As RNC chair, Dhillon said she would also bring that model to the rest of the country. “With a relatively small investment in the relevant states, we can initiate and track Republican vote-by-mail applications, outgoing ballots, and returns,” Dhillon wrote. “We can train volunteers in ballot harvesting to do it transparently and ethically wherever it’s legal.”
When asked about the RNC’s ground game, McDaniel said the RNC must focus on engaging communities that have historically voted Democrat. In the last election cycle, the RNC made inroads with black, Hispanic, and Native American voters through its establishment of 38 community centers across the country, according to a representative of the RNC.
“The first office we opened was in Michelle Steel’s district in Little Saigon in California — one of the most diverse districts in the country, and a D+7 district,” McDaniel said. “And that engagement with the Vietnamese community sustained for over a year was a difference maker, and you can talk to Michelle about it. These are the types of things the RNC must be doing long term.”
Cleta Mitchell, a senior legal fellow at the Conservative Partnership Institute and founder of the Election Integrity Network, told The Federalist that winning elections isn’t just about how you collect votes.
“It’s about matching what the left has done in terms of building an infrastructure,” Mitchell said, mentioning, among other things, Democrats’ well-funded programs to register thousands of college students to vote every year.
“There’s just a complete cultural difference,” Mitchell said. “And nowhere is this more evident than the RNC putting its election integrity unit within the political division and then firing everybody six weeks after the election as though they were seasonal campaign operatives.”
It is ultimately up to the 168 national committee members to decide who they want as chair. While both candidates are strong leaders, they both acknowledge much has to be done on the election integrity front, including recruiting poll watchers and workers, dealing with ballot harvesting and turnout operations, as well as litigating election cases.

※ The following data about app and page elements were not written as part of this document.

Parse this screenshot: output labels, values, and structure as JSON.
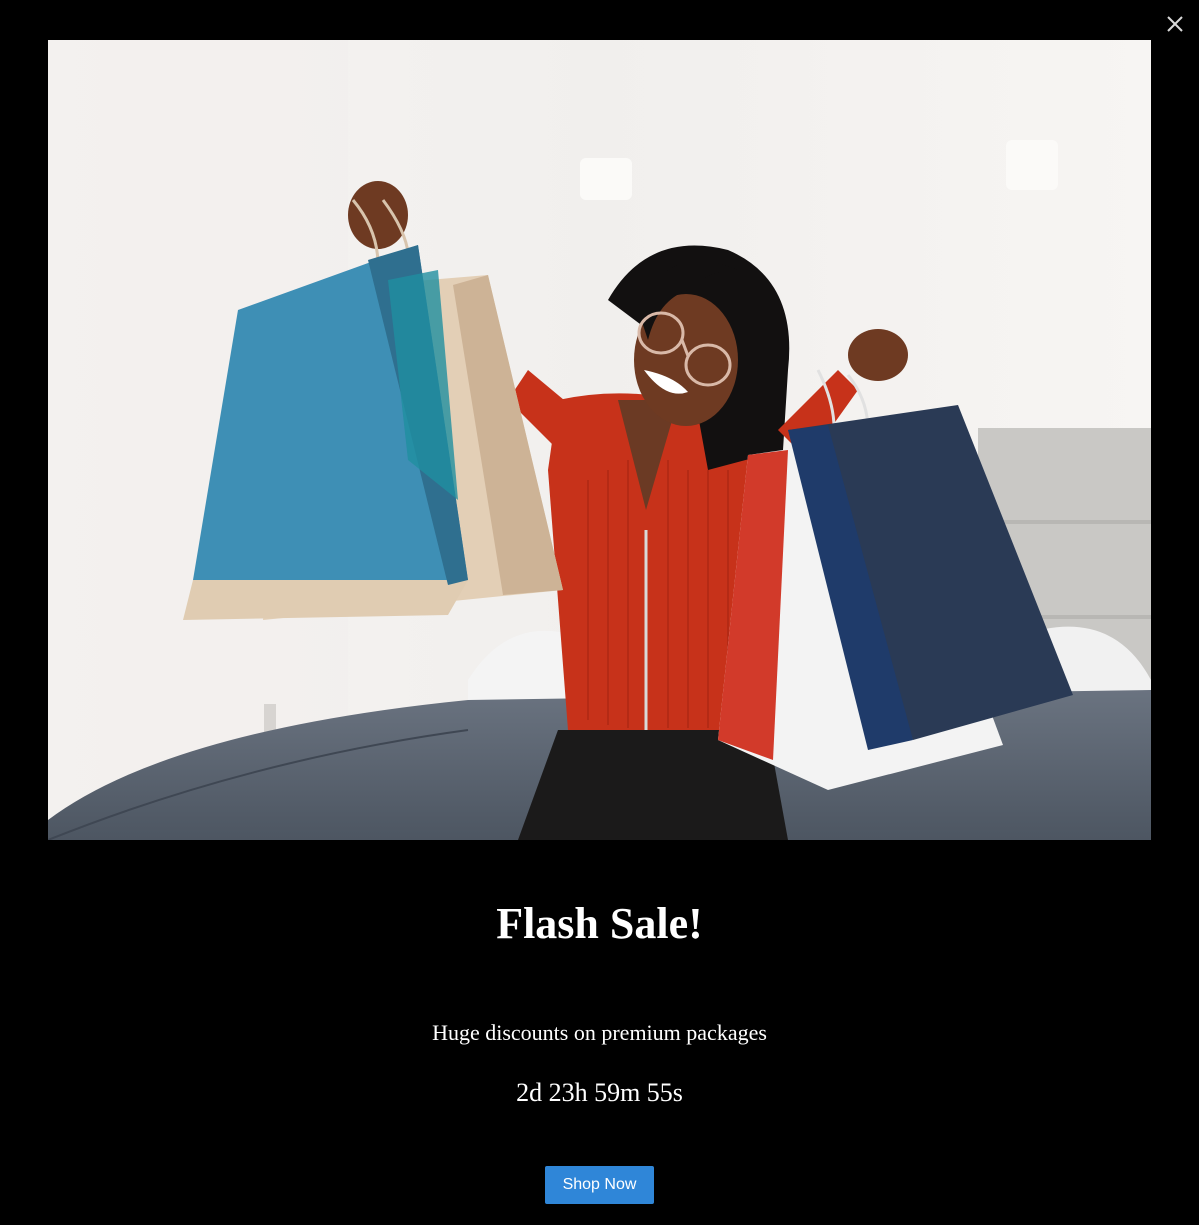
{
  "popup": {
    "close_icon": "close-icon",
    "hero_image": "woman-holding-shopping-bags-photo",
    "title": "Flash Sale!",
    "subtitle": "Huge discounts on premium packages",
    "countdown": "2d 23h 59m 55s",
    "cta_label": "Shop Now"
  },
  "colors": {
    "background": "#000000",
    "text": "#ffffff",
    "cta_background": "#2f86d8"
  }
}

Regardless of who wins on Friday, both candidates agree the culture of the Republican Party must shift to focusing on the entire election process, whether it is passing strong legislation, cleaning state voter rolls, embracing (or rejecting) new technology, or investigating error-ridden voting systems. The GOP is likely to go on offense and take an aggressive approach to litigating the country’s election processes, just like their Democratic counterparts. Now it’s up to the Republican committee members to decide who will be leading the charge on election integrity in the next presidential election.